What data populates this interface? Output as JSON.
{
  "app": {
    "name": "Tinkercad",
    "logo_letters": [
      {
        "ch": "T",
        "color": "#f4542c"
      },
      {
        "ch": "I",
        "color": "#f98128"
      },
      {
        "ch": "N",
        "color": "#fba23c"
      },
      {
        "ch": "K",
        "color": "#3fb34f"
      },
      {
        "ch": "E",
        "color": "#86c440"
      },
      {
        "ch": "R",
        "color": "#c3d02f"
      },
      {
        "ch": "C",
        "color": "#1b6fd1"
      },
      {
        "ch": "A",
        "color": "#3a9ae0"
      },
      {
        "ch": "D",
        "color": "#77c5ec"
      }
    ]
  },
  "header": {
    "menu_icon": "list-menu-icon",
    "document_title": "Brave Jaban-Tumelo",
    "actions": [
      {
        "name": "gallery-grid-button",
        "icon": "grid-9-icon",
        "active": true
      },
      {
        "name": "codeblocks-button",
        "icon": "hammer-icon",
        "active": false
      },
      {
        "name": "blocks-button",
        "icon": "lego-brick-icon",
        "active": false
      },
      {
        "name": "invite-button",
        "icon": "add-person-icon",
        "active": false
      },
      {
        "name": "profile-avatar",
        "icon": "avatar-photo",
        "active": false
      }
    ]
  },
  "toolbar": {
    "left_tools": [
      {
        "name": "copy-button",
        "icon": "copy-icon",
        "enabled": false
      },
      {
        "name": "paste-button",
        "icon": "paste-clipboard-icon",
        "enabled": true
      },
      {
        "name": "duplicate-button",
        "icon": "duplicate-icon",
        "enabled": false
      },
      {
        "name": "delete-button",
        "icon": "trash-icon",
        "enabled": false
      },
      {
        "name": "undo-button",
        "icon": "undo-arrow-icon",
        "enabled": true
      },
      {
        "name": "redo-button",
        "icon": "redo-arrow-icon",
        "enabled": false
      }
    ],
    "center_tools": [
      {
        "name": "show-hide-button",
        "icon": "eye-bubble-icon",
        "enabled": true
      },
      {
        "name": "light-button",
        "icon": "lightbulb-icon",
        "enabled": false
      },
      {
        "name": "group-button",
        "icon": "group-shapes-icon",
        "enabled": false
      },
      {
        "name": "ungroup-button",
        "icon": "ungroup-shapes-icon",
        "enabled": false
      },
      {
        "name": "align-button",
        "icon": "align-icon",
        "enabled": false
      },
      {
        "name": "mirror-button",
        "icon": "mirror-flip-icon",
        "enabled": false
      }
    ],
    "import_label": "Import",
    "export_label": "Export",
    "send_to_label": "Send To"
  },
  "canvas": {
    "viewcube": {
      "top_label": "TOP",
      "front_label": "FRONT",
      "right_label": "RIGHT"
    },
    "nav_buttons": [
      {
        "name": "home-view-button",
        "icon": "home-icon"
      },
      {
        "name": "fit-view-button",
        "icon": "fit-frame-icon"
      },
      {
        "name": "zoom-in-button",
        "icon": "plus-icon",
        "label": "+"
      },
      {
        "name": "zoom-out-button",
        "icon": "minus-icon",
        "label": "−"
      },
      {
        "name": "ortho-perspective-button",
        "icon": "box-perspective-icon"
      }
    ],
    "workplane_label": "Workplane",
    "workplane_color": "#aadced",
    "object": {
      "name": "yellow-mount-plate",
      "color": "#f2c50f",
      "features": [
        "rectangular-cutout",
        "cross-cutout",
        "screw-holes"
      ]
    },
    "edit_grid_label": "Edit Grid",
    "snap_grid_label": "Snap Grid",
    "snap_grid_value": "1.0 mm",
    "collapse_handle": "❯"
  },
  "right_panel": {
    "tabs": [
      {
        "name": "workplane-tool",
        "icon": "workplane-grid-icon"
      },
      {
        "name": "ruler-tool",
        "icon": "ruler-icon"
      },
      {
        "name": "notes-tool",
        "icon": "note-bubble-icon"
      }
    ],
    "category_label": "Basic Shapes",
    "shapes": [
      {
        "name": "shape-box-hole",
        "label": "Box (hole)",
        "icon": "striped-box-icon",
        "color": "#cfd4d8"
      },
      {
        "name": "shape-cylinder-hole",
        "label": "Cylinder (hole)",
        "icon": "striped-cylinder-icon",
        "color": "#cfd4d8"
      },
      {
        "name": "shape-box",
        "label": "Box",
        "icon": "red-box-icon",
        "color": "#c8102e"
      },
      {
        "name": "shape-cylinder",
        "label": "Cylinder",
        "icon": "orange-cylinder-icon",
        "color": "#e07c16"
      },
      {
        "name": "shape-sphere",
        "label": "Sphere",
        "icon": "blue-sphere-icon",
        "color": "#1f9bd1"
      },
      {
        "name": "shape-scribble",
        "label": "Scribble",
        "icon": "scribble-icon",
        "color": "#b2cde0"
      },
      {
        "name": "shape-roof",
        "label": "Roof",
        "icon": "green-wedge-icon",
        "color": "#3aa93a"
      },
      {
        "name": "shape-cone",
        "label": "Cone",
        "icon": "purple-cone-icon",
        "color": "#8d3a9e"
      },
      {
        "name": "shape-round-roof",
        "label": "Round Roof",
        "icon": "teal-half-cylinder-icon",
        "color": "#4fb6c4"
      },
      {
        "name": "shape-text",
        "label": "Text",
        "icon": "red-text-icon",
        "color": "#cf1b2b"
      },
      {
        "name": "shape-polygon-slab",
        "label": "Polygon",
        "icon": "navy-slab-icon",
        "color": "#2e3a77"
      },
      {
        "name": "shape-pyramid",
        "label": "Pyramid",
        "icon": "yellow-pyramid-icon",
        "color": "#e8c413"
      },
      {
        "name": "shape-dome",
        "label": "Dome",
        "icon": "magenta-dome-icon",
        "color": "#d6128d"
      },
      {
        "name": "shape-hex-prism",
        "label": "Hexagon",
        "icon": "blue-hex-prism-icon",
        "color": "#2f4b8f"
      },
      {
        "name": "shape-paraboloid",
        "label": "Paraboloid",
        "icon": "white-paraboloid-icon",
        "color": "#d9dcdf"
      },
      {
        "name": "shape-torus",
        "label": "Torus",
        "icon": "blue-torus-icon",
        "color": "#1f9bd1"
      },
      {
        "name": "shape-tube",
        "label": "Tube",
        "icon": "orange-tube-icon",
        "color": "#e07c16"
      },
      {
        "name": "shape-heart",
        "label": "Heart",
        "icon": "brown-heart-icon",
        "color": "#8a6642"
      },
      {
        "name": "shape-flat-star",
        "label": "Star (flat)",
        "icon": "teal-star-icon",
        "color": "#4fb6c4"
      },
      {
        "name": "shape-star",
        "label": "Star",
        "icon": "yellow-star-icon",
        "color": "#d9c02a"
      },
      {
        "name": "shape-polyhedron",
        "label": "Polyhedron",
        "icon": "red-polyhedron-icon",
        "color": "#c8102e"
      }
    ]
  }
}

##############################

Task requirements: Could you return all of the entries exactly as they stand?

Answer for the task:
What data populates this interface? Output as JSON.
{
  "app": {
    "name": "Tinkercad",
    "logo_letters": [
      {
        "ch": "T",
        "color": "#f4542c"
      },
      {
        "ch": "I",
        "color": "#f98128"
      },
      {
        "ch": "N",
        "color": "#fba23c"
      },
      {
        "ch": "K",
        "color": "#3fb34f"
      },
      {
        "ch": "E",
        "color": "#86c440"
      },
      {
        "ch": "R",
        "color": "#c3d02f"
      },
      {
        "ch": "C",
        "color": "#1b6fd1"
      },
      {
        "ch": "A",
        "color": "#3a9ae0"
      },
      {
        "ch": "D",
        "color": "#77c5ec"
      }
    ]
  },
  "header": {
    "menu_icon": "list-menu-icon",
    "document_title": "Brave Jaban-Tumelo",
    "actions": [
      {
        "name": "gallery-grid-button",
        "icon": "grid-9-icon",
        "active": true
      },
      {
        "name": "codeblocks-button",
        "icon": "hammer-icon",
        "active": false
      },
      {
        "name": "blocks-button",
        "icon": "lego-brick-icon",
        "active": false
      },
      {
        "name": "invite-button",
        "icon": "add-person-icon",
        "active": false
      },
      {
        "name": "profile-avatar",
        "icon": "avatar-photo",
        "active": false
      }
    ]
  },
  "toolbar": {
    "left_tools": [
      {
        "name": "copy-button",
        "icon": "copy-icon",
        "enabled": false
      },
      {
        "name": "paste-button",
        "icon": "paste-clipboard-icon",
        "enabled": true
      },
      {
        "name": "duplicate-button",
        "icon": "duplicate-icon",
        "enabled": false
      },
      {
        "name": "delete-button",
        "icon": "trash-icon",
        "enabled": false
      },
      {
        "name": "undo-button",
        "icon": "undo-arrow-icon",
        "enabled": true
      },
      {
        "name": "redo-button",
        "icon": "redo-arrow-icon",
        "enabled": false
      }
    ],
    "center_tools": [
      {
        "name": "show-hide-button",
        "icon": "eye-bubble-icon",
        "enabled": true
      },
      {
        "name": "light-button",
        "icon": "lightbulb-icon",
        "enabled": false
      },
      {
        "name": "group-button",
        "icon": "group-shapes-icon",
        "enabled": false
      },
      {
        "name": "ungroup-button",
        "icon": "ungroup-shapes-icon",
        "enabled": false
      },
      {
        "name": "align-button",
        "icon": "align-icon",
        "enabled": false
      },
      {
        "name": "mirror-button",
        "icon": "mirror-flip-icon",
        "enabled": false
      }
    ],
    "import_label": "Import",
    "export_label": "Export",
    "send_to_label": "Send To"
  },
  "canvas": {
    "viewcube": {
      "top_label": "TOP",
      "front_label": "FRONT",
      "right_label": "RIGHT"
    },
    "nav_buttons": [
      {
        "name": "home-view-button",
        "icon": "home-icon"
      },
      {
        "name": "fit-view-button",
        "icon": "fit-frame-icon"
      },
      {
        "name": "zoom-in-button",
        "icon": "plus-icon",
        "label": "+"
      },
      {
        "name": "zoom-out-button",
        "icon": "minus-icon",
        "label": "−"
      },
      {
        "name": "ortho-perspective-button",
        "icon": "box-perspective-icon"
      }
    ],
    "workplane_label": "Workplane",
    "workplane_color": "#aadced",
    "object": {
      "name": "yellow-mount-plate",
      "color": "#f2c50f",
      "features": [
        "rectangular-cutout",
        "cross-cutout",
        "screw-holes"
      ]
    },
    "edit_grid_label": "Edit Grid",
    "snap_grid_label": "Snap Grid",
    "snap_grid_value": "1.0 mm",
    "collapse_handle": "❯"
  },
  "right_panel": {
    "tabs": [
      {
        "name": "workplane-tool",
        "icon": "workplane-grid-icon"
      },
      {
        "name": "ruler-tool",
        "icon": "ruler-icon"
      },
      {
        "name": "notes-tool",
        "icon": "note-bubble-icon"
      }
    ],
    "category_label": "Basic Shapes",
    "shapes": [
      {
        "name": "shape-box-hole",
        "label": "Box (hole)",
        "icon": "striped-box-icon",
        "color": "#cfd4d8"
      },
      {
        "name": "shape-cylinder-hole",
        "label": "Cylinder (hole)",
        "icon": "striped-cylinder-icon",
        "color": "#cfd4d8"
      },
      {
        "name": "shape-box",
        "label": "Box",
        "icon": "red-box-icon",
        "color": "#c8102e"
      },
      {
        "name": "shape-cylinder",
        "label": "Cylinder",
        "icon": "orange-cylinder-icon",
        "color": "#e07c16"
      },
      {
        "name": "shape-sphere",
        "label": "Sphere",
        "icon": "blue-sphere-icon",
        "color": "#1f9bd1"
      },
      {
        "name": "shape-scribble",
        "label": "Scribble",
        "icon": "scribble-icon",
        "color": "#b2cde0"
      },
      {
        "name": "shape-roof",
        "label": "Roof",
        "icon": "green-wedge-icon",
        "color": "#3aa93a"
      },
      {
        "name": "shape-cone",
        "label": "Cone",
        "icon": "purple-cone-icon",
        "color": "#8d3a9e"
      },
      {
        "name": "shape-round-roof",
        "label": "Round Roof",
        "icon": "teal-half-cylinder-icon",
        "color": "#4fb6c4"
      },
      {
        "name": "shape-text",
        "label": "Text",
        "icon": "red-text-icon",
        "color": "#cf1b2b"
      },
      {
        "name": "shape-polygon-slab",
        "label": "Polygon",
        "icon": "navy-slab-icon",
        "color": "#2e3a77"
      },
      {
        "name": "shape-pyramid",
        "label": "Pyramid",
        "icon": "yellow-pyramid-icon",
        "color": "#e8c413"
      },
      {
        "name": "shape-dome",
        "label": "Dome",
        "icon": "magenta-dome-icon",
        "color": "#d6128d"
      },
      {
        "name": "shape-hex-prism",
        "label": "Hexagon",
        "icon": "blue-hex-prism-icon",
        "color": "#2f4b8f"
      },
      {
        "name": "shape-paraboloid",
        "label": "Paraboloid",
        "icon": "white-paraboloid-icon",
        "color": "#d9dcdf"
      },
      {
        "name": "shape-torus",
        "label": "Torus",
        "icon": "blue-torus-icon",
        "color": "#1f9bd1"
      },
      {
        "name": "shape-tube",
        "label": "Tube",
        "icon": "orange-tube-icon",
        "color": "#e07c16"
      },
      {
        "name": "shape-heart",
        "label": "Heart",
        "icon": "brown-heart-icon",
        "color": "#8a6642"
      },
      {
        "name": "shape-flat-star",
        "label": "Star (flat)",
        "icon": "teal-star-icon",
        "color": "#4fb6c4"
      },
      {
        "name": "shape-star",
        "label": "Star",
        "icon": "yellow-star-icon",
        "color": "#d9c02a"
      },
      {
        "name": "shape-polyhedron",
        "label": "Polyhedron",
        "icon": "red-polyhedron-icon",
        "color": "#c8102e"
      }
    ]
  }
}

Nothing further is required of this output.